The article itself expresses the accustomed shock at the destruction of Jewish and other ‘degenerate’ books, and I took part in that shock as a reader. I instinctively recoiled at the mention of universities actively condoning the book-burnings by attending the occasions. But, then again, such connivance was hardly a twentieth-century invention: Thomas Hobbes’ Leviathan was honoured by being burnt in the quadrangle of the Bodleian here in Oxford in 1683, thirty-two years after its publication. Our shock at biblioclasm is our culturally-conditioned reaction but it can hold us back from asking historical questions of the phenomenon. It may also give book-burning a power that, most often, the act itself does not have.
What struck me most in The Times’ article was the description of Weidermann’s own buying up of the books proscribed by the Nazis and his discovery that one bibliophile in Munich had ‘spent all his life and money collecting 15,000 first editions of the banned books’. That is a huge number of texts that were banned — and that survived the act of destruction. It would be interesting to know if any work had been completely extinguished in those fires: the likelihood is low. If the Nazis, with their religion of the automated, their science of inhuman organisation, believed that their bonfires could actually end the life of books, they under-estimated the ability of technology to subvert their plans. This is the point captured in the title of the article: ‘The Vanity of the bonfires’.
It is a bitter irony, of course, that it proved easier to destroy a people and whole communities than it did texts. The Nazis were not the first to prove this point — there was a history at least five hundred years old before them. It is not fashionable now to talk of a ‘print revolution’ but that transformation of information technology from individual manuscript to replicated print did change the dynamic between text and book-burner. Even in a manuscript culture, a text could survive the burning of both book and author. But, in print culture, the ability to ensure complete destruction became increasingly difficult. To my mind, the anachronism in the paintings of Le Sueur and de Vos, depicting bound books in front of Saint Paul, speaks to this: it takes the volumes of their own generations and transposes them to a golden era when their destruction could actually have been achieved. And it is surely not accidental that interest in this biblical scene arose in the sixteenth and seventeenth centuries, as confessional strife lit bonfires across Christendom.

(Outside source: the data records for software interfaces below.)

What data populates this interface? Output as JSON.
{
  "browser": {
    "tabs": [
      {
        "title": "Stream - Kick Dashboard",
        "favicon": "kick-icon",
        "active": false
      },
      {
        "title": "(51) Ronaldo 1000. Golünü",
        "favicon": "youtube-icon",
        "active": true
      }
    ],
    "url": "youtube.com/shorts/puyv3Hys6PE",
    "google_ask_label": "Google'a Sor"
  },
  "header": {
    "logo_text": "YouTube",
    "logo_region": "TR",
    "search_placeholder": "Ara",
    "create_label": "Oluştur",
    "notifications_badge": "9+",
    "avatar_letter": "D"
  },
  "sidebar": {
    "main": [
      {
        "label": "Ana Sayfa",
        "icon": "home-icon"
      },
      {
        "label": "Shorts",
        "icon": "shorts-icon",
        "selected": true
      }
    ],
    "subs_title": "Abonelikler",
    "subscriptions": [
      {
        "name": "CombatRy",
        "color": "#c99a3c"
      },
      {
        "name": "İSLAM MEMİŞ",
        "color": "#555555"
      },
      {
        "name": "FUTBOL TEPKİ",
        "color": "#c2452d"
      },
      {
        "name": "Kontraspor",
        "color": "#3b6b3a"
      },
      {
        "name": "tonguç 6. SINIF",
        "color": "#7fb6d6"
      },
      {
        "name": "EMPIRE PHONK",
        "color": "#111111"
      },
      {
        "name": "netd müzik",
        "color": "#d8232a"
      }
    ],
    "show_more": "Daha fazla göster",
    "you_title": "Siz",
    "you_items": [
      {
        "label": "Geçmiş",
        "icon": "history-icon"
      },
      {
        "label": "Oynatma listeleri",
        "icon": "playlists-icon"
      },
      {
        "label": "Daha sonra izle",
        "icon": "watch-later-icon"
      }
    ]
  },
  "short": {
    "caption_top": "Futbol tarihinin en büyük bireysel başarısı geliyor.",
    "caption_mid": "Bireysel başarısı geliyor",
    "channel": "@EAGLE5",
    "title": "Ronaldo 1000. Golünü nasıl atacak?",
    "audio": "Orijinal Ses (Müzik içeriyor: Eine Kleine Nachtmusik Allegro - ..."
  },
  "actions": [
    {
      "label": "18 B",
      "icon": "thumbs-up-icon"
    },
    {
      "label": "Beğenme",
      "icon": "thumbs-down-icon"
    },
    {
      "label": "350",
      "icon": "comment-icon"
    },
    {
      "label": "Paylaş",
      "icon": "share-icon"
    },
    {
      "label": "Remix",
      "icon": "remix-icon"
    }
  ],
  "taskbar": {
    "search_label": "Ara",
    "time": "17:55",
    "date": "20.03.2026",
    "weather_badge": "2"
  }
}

My point is this: the age when book-burning could succeed in destroying knowledge is an Arcadian past. The bonfires may be an act of hate, a symbol of destruction — but, most often, they demonstrate the impotence of the powerful in the face of pen. If book-burnings do have an ability to crush learning, it may not be because of the act itself, but because our reaction is to be shocked and cowed. The despairing on-lookers add fuel to the fire.